def selection_sort(arr):
    """Repeatedly find the smallest element in the unsorted part
    and swap it with the first element in the unsorted part"""
    for i in xrange(len(arr)):
        min_val = min(arr[i:])
        min_ind = i + arr[i:].index(min_val)
        arr[i], arr[min_ind] = arr[min_ind], arr[i]
    return arr

def test_sorts():
    sorts = [selection_sort]
    for s in sorts:
        examples = [ [],\
                 [1, 2, 3],\
                 [1, 3, 2],\
                 [2, 1, 3],\
                 [2, 3, 1],\
                 [3, 1, 2],\
                 [3, 2, 1],\
                 [-10, 35, 4, 99, 1003, 2],\
                 [-10, 2, 35, 4, 4, 99, 99, 1003, 2]]
        for arr in examples:
            yield check_sort, s, arr

It seems to me that there has to be a better way of doing this, by using classes and more advanced methods to set-up and tear-down on the go. The caveat is that I would like to be able to extend the sorts list, adding more functions that implement bubble sort, merge sort, quick sort, etc. without having to create more tests by hand.

Any advice is appreciated.


1 Answer 1


You don't need backslashes for line continuation inside any pair of brackets. Remove them. Further, this formatting IMHO is quite strange anyway.

The second problem is that you are both modifying the sorted array and returning it. Note how list.sort modifies but doesn't return and sorted returns but doesn't modify. Considering how slow your sort is, a copy at the start wouldn't hurt.

Your docstring is also all wrong; docstrings should mention user-facing concerns, not implementation detail. A thorough one might say

Sort the input container in place and return it.

This sorts in n² time and is not guaranteed to be stable.
The input must be mutable and its elements must have total order.

Talking about the tests, I'm going to ignore the framework and focus on the meat of the problem. I would try and get automatic test generation down first.

You really want two things.
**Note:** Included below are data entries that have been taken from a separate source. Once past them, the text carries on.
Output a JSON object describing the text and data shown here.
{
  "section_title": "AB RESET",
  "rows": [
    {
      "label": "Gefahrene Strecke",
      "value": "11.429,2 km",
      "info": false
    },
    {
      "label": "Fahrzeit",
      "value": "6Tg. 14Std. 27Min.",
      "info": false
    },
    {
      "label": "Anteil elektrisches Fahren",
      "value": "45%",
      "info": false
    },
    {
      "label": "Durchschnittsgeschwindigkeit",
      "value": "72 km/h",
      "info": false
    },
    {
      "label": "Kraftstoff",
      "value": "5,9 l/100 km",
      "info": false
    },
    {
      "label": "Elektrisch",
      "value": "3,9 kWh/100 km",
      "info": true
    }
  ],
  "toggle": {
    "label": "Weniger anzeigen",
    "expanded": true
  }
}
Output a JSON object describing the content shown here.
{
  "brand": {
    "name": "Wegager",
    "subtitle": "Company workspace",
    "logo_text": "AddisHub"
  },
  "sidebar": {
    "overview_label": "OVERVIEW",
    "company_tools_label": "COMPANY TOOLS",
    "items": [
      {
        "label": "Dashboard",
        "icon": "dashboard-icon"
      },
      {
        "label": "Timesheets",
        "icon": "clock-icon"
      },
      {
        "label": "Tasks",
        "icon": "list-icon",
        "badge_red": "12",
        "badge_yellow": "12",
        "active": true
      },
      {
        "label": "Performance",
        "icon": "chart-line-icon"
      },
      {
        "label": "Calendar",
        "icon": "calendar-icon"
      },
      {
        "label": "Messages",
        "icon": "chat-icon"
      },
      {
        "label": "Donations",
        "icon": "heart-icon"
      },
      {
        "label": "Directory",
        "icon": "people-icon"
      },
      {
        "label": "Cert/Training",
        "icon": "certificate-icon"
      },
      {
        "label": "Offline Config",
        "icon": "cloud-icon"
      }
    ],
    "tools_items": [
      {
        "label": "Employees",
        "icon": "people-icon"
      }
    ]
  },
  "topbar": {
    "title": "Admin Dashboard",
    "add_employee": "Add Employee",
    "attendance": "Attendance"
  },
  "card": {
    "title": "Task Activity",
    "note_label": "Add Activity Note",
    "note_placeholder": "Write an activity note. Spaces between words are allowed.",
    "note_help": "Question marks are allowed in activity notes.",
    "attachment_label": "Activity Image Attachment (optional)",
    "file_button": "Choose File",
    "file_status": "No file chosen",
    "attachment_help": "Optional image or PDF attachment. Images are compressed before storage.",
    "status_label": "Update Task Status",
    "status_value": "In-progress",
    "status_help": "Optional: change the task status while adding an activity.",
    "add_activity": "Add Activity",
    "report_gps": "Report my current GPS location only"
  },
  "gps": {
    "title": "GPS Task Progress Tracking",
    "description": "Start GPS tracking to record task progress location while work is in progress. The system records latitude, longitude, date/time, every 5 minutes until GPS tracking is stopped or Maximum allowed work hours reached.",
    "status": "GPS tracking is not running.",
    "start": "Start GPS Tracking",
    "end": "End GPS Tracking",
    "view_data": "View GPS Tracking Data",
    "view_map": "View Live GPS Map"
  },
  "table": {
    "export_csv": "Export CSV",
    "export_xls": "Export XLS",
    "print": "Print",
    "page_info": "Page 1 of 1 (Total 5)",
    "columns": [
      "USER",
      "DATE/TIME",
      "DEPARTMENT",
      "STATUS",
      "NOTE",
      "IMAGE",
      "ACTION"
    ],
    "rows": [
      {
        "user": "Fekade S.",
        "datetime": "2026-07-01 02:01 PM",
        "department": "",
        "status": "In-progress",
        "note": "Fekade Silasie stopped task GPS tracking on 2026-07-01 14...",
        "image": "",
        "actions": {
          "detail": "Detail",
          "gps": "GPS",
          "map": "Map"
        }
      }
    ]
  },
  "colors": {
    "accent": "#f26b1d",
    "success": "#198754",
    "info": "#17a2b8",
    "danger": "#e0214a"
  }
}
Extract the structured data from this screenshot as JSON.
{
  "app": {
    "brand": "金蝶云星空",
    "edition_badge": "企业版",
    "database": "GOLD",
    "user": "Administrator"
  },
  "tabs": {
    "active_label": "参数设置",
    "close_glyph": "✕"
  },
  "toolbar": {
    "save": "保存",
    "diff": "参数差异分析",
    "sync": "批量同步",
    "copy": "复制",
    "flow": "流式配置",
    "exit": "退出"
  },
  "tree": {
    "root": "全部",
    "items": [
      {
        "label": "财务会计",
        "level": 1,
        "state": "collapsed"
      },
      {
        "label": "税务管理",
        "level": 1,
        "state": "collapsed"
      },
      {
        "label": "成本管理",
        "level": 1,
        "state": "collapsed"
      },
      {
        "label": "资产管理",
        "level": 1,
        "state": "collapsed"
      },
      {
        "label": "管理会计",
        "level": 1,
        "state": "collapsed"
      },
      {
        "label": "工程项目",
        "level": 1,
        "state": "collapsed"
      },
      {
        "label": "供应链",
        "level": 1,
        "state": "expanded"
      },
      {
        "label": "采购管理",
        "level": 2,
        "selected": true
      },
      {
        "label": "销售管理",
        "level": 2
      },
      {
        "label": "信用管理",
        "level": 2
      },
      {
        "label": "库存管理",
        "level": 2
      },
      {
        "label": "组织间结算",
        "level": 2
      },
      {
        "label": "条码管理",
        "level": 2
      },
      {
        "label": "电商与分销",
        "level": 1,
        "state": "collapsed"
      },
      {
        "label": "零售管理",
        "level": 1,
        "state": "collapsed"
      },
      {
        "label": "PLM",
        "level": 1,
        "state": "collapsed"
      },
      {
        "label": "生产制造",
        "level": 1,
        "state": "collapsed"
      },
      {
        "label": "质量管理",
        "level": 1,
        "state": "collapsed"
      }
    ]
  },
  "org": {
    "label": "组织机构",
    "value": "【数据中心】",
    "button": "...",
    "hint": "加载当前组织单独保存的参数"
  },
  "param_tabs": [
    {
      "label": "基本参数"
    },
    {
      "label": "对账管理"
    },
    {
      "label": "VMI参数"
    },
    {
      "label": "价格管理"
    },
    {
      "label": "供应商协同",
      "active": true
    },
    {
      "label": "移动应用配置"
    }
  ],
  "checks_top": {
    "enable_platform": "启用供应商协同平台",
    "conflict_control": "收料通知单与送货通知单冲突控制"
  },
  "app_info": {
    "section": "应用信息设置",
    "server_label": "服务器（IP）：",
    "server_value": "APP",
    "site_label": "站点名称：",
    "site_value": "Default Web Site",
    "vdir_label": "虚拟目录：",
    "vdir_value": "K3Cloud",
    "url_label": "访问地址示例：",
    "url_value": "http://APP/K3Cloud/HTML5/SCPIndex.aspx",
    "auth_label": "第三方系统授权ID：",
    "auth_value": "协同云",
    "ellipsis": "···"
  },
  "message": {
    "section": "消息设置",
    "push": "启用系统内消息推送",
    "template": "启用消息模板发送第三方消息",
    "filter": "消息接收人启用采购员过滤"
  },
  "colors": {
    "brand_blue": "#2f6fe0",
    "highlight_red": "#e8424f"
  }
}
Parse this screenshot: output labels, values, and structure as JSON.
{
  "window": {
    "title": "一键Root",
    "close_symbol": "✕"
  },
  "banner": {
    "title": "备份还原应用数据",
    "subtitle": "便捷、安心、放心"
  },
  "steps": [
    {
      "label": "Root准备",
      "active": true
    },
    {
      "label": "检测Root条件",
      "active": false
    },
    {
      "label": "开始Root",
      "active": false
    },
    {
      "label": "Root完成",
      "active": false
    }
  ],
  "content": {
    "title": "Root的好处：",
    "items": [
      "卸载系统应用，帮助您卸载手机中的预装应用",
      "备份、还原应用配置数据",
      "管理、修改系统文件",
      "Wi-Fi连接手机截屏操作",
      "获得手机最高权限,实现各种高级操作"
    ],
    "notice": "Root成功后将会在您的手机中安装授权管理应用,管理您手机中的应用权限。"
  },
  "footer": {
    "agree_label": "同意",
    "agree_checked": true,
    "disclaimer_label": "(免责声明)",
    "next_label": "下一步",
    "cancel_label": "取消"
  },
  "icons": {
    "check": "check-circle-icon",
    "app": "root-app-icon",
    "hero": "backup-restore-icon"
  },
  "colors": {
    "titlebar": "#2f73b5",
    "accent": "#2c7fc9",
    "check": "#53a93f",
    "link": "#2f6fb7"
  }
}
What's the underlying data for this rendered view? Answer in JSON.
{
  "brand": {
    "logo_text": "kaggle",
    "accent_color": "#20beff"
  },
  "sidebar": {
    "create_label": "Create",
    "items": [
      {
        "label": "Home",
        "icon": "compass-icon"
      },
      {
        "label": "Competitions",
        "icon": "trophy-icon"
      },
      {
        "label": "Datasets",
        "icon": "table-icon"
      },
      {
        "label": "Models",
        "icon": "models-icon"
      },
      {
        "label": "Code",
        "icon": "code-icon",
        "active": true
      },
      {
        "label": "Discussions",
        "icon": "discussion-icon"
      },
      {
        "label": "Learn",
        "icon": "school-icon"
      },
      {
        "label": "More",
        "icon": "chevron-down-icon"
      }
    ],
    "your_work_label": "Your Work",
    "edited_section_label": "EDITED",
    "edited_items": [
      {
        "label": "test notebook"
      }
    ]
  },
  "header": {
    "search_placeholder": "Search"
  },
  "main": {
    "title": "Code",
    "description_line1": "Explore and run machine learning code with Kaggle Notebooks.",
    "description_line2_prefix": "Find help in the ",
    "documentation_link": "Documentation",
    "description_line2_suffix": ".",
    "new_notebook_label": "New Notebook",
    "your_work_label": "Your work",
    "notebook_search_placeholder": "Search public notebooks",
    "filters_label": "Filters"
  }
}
First, for small values do an exhaustive check:

from itertools import product

def test_sort_small(sort):
    for length in range(8):
        for sortable in product(range(4), repeat=length):
            sortable_copy = list(sortable)
            sorted_copy = sort(sortable_copy)

            assert sorted_copy is sortable_copy
            assert sorted_copy == sorted(sortable)

For large values do a random check.

import random

def test_sort_large(sort):
    for log_length in range(4, 12):
        for length in range(2**log_length-4, 2**log_length+5):
            sortable = [random.randint(0, 3) for _ in range(length)]

            sortable_copy = list(sortable)
            sorted_copy = sort(sortable_copy)

            assert sorted_copy is sortable_copy
            assert sorted_copy == sorted(sortable)

Tie those together

def test_sorts(sorts={selection_sort}):
    for sort in sorts:


Put this logic in whatever framework you want.

Personally I'd also throw in a test with a more compex object, but it shouldn't really matter.

I would definitely try testing with another container, such as a bytearray, if you want to support them.

You could easily get a stable sort, so you might want to add that and add associated tests.


Your Answer

By clicking “Post Your Answer”, you agree to our terms of service and acknowledge you have read our privacy policy.

Not the answer you're looking for? Browse other questions tagged or ask your own question.